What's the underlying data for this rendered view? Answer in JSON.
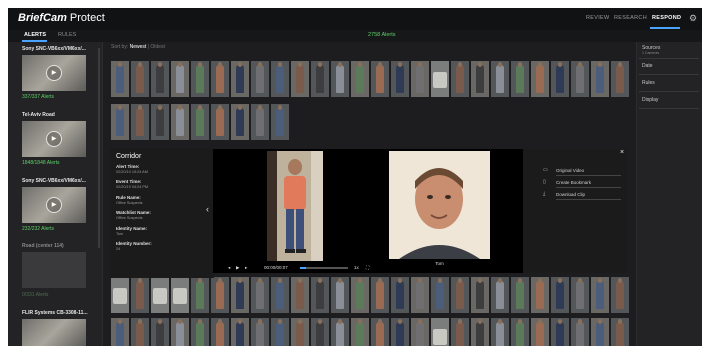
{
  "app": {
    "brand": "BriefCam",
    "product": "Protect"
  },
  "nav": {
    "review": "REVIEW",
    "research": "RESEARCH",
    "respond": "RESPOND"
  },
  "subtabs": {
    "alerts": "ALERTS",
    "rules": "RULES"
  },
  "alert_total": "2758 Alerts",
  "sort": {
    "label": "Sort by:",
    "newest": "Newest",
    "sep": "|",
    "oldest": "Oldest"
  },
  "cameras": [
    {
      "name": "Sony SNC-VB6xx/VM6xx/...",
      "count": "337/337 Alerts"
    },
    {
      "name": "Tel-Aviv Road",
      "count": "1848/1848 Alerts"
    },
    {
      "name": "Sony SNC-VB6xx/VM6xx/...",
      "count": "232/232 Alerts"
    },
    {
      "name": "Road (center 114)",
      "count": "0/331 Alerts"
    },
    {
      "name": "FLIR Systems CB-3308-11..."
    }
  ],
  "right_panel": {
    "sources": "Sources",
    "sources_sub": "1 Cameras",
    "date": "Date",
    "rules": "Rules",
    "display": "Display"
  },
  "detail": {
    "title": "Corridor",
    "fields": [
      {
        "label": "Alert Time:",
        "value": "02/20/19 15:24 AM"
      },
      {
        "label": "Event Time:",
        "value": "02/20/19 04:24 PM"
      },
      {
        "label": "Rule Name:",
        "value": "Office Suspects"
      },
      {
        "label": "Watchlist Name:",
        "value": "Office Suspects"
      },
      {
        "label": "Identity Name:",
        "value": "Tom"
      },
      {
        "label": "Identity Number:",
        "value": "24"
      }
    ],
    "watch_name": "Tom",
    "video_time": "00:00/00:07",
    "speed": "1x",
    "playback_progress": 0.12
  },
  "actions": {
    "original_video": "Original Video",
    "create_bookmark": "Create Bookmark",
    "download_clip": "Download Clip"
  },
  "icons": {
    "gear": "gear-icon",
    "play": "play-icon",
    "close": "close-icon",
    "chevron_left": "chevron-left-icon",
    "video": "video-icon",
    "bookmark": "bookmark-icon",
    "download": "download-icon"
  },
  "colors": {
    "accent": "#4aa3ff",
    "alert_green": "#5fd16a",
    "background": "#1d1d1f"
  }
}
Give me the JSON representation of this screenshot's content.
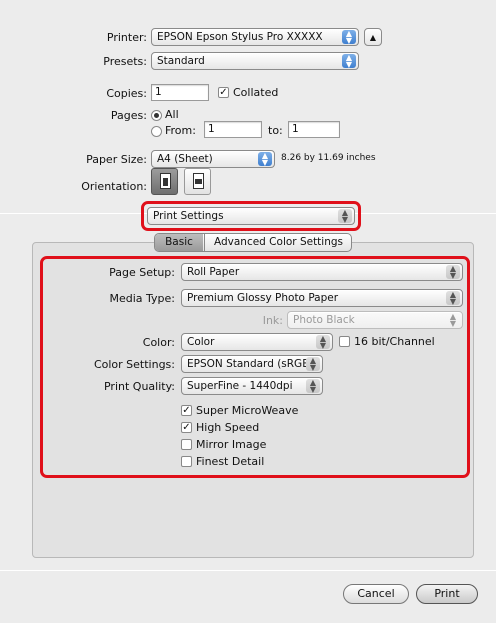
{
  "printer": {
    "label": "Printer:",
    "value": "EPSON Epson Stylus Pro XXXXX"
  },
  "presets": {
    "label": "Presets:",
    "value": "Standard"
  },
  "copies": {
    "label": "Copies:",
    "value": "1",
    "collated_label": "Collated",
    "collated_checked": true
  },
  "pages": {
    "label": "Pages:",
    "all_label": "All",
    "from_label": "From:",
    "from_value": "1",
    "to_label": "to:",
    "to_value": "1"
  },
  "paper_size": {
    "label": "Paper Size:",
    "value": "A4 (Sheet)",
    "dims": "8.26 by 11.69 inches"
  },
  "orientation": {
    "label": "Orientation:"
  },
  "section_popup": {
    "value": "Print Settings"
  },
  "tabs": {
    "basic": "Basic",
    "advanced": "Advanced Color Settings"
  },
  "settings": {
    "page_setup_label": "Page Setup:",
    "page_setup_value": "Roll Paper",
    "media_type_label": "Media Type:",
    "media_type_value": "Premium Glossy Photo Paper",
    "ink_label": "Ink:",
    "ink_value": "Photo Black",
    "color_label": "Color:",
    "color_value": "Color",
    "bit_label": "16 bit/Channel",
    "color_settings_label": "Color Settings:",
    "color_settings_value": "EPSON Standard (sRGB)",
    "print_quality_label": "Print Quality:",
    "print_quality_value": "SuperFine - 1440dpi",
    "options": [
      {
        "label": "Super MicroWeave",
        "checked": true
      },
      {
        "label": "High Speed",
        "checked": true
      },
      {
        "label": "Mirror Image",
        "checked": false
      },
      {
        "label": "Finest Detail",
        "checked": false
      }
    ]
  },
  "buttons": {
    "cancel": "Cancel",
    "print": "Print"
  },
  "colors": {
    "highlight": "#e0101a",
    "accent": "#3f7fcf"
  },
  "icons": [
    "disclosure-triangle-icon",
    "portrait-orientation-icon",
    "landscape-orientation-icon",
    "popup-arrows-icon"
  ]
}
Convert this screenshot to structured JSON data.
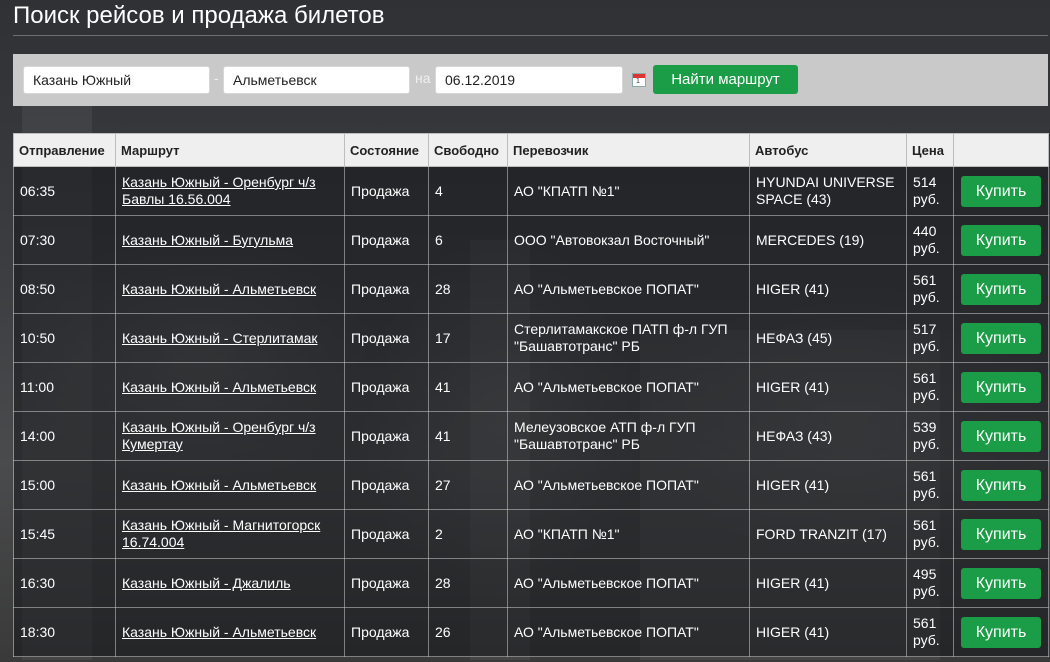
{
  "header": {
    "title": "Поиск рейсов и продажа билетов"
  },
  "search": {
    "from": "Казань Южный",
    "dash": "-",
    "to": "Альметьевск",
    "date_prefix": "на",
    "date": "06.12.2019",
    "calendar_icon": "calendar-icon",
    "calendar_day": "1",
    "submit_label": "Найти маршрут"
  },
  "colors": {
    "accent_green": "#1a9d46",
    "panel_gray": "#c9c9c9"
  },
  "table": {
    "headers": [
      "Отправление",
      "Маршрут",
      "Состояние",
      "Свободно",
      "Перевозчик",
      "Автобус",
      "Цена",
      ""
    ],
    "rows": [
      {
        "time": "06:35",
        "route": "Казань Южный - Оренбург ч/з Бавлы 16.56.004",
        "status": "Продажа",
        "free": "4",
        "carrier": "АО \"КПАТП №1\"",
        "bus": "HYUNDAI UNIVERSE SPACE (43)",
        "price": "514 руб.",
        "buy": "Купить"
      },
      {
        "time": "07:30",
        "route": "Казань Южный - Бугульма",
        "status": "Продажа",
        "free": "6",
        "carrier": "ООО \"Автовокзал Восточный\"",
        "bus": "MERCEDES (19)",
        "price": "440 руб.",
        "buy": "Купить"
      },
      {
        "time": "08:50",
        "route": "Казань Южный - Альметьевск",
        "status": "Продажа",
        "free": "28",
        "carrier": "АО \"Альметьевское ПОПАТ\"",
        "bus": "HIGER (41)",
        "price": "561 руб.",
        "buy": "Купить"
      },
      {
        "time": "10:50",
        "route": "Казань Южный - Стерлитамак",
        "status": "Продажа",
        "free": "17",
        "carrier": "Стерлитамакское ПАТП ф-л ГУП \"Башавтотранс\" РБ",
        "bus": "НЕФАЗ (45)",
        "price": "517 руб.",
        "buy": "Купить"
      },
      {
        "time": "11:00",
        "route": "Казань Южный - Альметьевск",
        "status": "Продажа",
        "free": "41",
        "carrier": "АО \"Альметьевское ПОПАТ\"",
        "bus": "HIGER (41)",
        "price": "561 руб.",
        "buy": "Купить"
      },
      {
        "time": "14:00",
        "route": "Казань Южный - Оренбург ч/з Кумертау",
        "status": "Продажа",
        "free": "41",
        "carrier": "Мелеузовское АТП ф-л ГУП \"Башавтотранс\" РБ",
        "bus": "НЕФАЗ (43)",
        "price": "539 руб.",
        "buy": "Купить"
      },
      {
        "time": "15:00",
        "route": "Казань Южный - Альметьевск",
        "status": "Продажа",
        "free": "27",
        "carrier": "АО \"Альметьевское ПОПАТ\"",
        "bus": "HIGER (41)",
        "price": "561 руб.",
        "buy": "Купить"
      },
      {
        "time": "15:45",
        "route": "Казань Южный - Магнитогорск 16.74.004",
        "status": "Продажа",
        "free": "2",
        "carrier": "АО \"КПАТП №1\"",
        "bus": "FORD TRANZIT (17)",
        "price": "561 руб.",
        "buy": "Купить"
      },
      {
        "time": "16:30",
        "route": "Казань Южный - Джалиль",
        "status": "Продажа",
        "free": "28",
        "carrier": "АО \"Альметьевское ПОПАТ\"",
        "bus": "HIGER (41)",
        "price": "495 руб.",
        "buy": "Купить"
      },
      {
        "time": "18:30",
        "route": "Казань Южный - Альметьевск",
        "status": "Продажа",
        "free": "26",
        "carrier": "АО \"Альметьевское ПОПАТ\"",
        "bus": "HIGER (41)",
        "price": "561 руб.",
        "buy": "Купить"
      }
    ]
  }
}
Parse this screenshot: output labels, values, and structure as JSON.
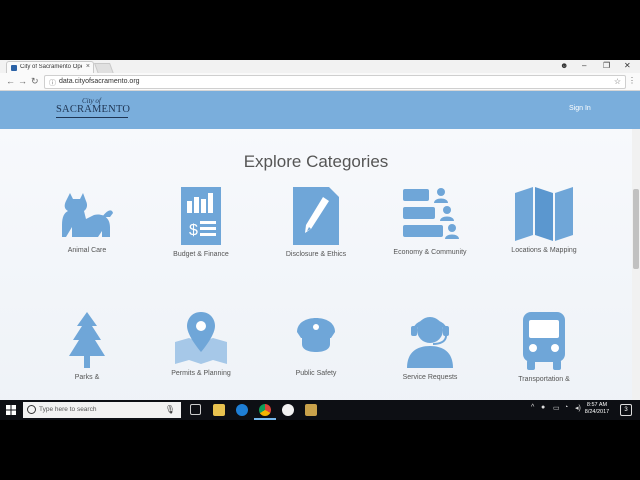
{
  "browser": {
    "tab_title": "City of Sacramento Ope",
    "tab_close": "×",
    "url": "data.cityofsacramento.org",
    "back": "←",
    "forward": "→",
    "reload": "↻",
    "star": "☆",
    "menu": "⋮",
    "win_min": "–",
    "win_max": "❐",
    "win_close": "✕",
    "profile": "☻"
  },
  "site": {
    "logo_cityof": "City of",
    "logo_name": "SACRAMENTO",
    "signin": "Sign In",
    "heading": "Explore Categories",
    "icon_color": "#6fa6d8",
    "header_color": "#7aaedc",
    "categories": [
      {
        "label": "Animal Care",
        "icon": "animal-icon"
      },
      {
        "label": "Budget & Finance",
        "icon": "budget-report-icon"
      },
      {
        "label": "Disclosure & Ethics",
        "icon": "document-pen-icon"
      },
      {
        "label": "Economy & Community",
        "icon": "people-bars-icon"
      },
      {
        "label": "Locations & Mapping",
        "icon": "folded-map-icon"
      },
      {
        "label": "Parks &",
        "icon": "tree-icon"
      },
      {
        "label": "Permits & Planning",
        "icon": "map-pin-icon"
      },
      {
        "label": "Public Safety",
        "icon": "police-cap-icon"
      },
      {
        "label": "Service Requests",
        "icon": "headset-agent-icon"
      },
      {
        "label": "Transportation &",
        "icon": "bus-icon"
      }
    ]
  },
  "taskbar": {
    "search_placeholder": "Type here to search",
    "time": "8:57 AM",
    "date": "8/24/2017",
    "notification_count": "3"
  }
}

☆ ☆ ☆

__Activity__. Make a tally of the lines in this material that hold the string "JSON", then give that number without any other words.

__Response__. 4